[sic] Magazine

Layton & Wood – “When? Softly”

‘Ever Decreasing Circles.’

Duo John Layton and Christopher Wood have music backgrounds based in jazz and orchestral music. Layton’s father was a jazz pianist and both were members of the Leeds based 58-piece orchestra. Wood is also a writer and artist. None of this gives too many clues as to what “When? Softly” sounds like. Layton’s love of free jazz, ambient and pan global music is more an indicator of where the listener will find themselves with this album.

Starting off with ‘Isle’ with what sounds like someone tuning up a guitar in the middle of a jungle. Its all random notes and strums with tendrils of electronic sound ,and with insect chirrups and sweet bird song. The music has an extremely pleasant almost eden-ist like quality which runs into track two ‘Remember’. And then the next track, I hesitate to call them songs, does pretty much the same. And then the next one….and the one after and well you get the picture I’m sure.

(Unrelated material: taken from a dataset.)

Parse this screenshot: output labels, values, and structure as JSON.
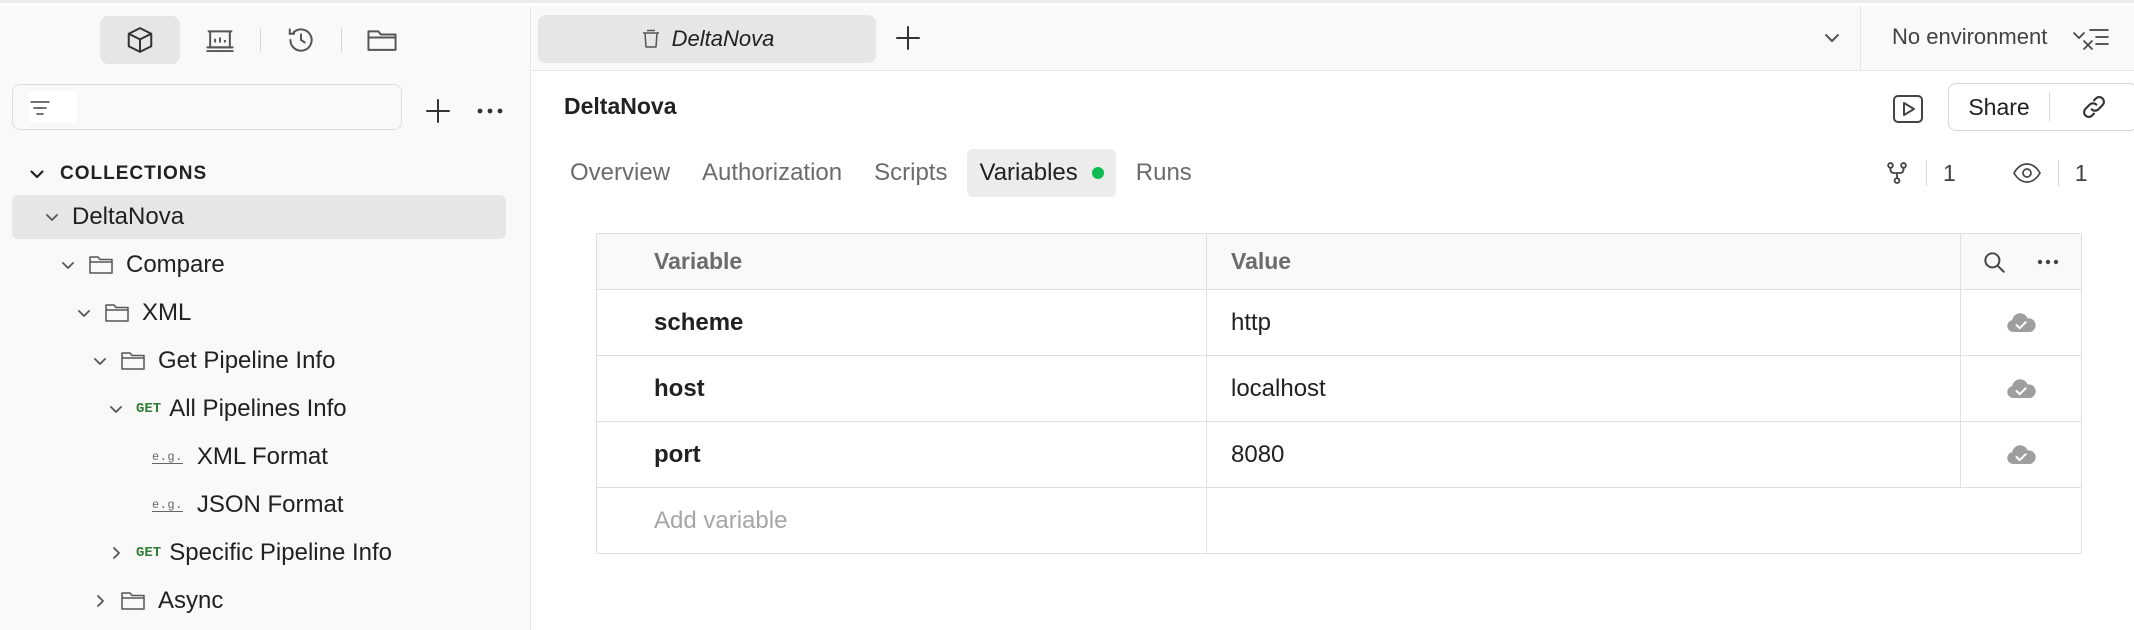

There is nothing inherently wrong with what Layton & Wood’s approach, like I said, it’s relaxing and extremely pleasant to listen to but halfway through “When? Softly ” I started to wonder when it might change tack or approach. To be fair ‘Somnolent’ ( make your own joke here ) has what sounds like whale song coursing through and ‘The Innocent’ sounds less pastoral and more like the ambient effects on Blade Runner. ‘Remember’ which curiously I’d forgotten about adds by comparison dynamic whooshing keyboards. Best of all is ‘Unknowing’ which weaves a subtle melodic keyboard throb into the random squeaks and effects.

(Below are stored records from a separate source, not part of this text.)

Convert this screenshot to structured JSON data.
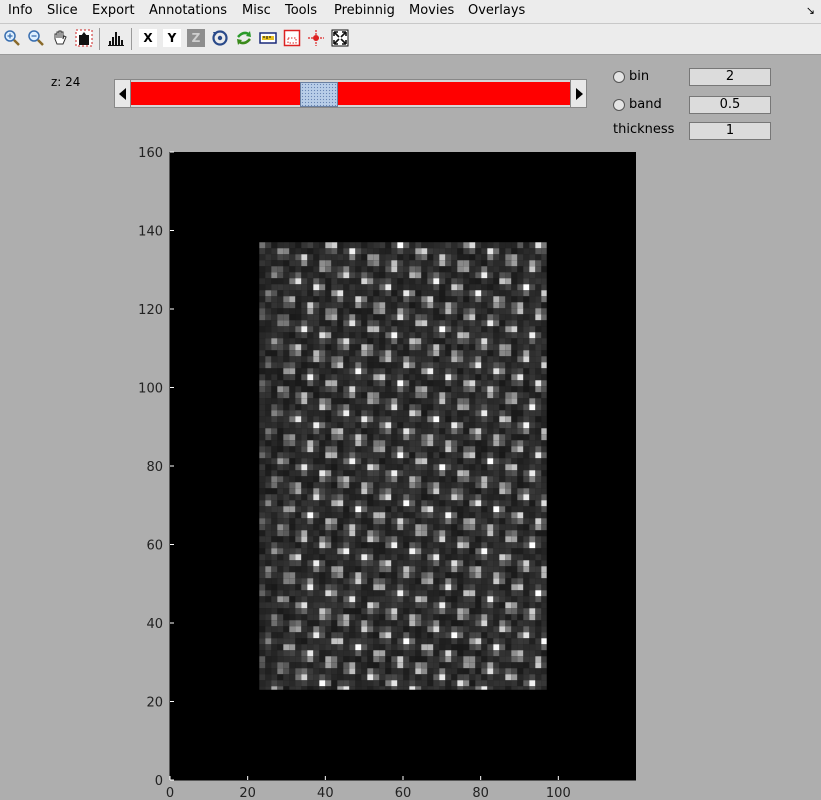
{
  "menu": [
    "Info",
    "Slice",
    "Export",
    "Annotations",
    "Misc",
    "Tools",
    "Prebinnig",
    "Movies",
    "Overlays"
  ],
  "menu_corner_icon": "arrow-icon",
  "toolbar": {
    "icons": [
      "zoom-in-icon",
      "zoom-out-icon",
      "pan-hand-icon",
      "brightness-icon",
      "histogram-icon",
      "x-icon",
      "y-icon",
      "z-icon",
      "rotate-icon",
      "swap-icon",
      "ruler-icon",
      "roi-box-icon",
      "crosshair-icon",
      "fit-view-icon"
    ],
    "x_label": "X",
    "y_label": "Y",
    "z_label": "Z"
  },
  "slice": {
    "label": "z: 24",
    "position": 0.42
  },
  "options": {
    "bin_label": "bin",
    "bin_value": "2",
    "band_label": "band",
    "band_value": "0.5",
    "thickness_label": "thickness",
    "thickness_value": "1"
  },
  "plot": {
    "y_ticks": [
      "0",
      "20",
      "40",
      "60",
      "80",
      "100",
      "120",
      "140",
      "160"
    ],
    "x_ticks": [
      "0",
      "20",
      "40",
      "60",
      "80",
      "100"
    ],
    "xlim": [
      0,
      120
    ],
    "ylim": [
      0,
      160
    ],
    "image_extent": {
      "x": [
        23,
        97
      ],
      "y": [
        23,
        137
      ]
    }
  }
}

More of this, mixing the accessible and the experimental would have made this album a more rewarding listen. The hard line experimental approach is to be admired but if your idea is one note stretched to infinity (or what feels like it) then the listener, or most certainly this listener rapidly disengages and the attention wanders off. It could be argued in fairness that with ambient music this is very much the intention.

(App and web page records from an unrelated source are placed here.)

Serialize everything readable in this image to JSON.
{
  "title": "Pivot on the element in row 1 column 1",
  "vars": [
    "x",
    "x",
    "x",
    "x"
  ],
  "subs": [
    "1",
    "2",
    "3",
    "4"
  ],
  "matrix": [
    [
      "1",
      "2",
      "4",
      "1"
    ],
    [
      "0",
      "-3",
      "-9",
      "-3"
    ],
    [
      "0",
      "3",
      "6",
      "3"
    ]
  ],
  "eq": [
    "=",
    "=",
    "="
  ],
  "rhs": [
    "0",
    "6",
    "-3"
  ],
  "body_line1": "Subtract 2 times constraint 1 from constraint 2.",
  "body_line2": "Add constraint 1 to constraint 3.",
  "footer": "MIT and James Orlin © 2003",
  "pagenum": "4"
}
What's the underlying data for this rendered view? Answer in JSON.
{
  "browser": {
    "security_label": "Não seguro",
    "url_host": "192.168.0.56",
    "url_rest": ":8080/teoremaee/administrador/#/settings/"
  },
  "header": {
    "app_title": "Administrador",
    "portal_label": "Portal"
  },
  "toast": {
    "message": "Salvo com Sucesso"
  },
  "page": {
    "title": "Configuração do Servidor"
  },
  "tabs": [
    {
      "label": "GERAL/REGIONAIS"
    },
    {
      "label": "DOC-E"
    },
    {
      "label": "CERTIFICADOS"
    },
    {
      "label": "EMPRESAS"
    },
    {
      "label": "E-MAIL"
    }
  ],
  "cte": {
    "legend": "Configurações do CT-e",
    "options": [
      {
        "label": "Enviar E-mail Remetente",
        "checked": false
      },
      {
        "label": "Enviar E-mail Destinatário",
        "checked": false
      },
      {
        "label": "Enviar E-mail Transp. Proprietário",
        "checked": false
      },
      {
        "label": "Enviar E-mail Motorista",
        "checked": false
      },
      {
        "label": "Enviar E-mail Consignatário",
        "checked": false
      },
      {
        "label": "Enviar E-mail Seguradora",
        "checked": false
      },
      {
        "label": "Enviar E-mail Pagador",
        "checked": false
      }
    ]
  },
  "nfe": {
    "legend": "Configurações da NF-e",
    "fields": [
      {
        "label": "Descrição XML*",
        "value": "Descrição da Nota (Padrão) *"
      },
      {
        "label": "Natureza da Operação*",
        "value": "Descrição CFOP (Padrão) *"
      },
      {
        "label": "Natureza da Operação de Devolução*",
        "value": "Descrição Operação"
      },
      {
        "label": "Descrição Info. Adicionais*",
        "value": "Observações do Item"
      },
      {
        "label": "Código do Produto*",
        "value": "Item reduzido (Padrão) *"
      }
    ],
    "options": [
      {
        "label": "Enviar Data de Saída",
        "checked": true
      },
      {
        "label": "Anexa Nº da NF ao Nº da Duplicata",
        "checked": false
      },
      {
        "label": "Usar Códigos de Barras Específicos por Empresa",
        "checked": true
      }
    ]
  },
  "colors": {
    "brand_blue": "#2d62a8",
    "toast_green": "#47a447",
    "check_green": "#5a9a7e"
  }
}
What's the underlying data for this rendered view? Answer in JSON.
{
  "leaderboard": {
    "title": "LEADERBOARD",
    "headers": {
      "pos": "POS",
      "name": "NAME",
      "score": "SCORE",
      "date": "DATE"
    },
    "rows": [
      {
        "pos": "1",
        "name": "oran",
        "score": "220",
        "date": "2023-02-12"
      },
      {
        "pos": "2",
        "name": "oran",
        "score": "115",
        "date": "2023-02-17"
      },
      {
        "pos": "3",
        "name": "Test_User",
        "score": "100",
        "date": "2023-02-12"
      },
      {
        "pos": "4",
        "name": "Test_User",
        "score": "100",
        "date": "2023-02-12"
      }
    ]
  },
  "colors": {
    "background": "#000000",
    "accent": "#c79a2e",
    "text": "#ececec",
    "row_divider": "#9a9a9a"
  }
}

The duo’s label asserts that “When? Softly” comprises of nine different tracks in one organic whole. The fact the album was recorded in real time without computer intervention is impressive but the organic whole is too much of just that. As a soundcape “When? Softly” tends to wander aimlessly round in circles rather than stretching its legs and heading off boldly for horizons unknown.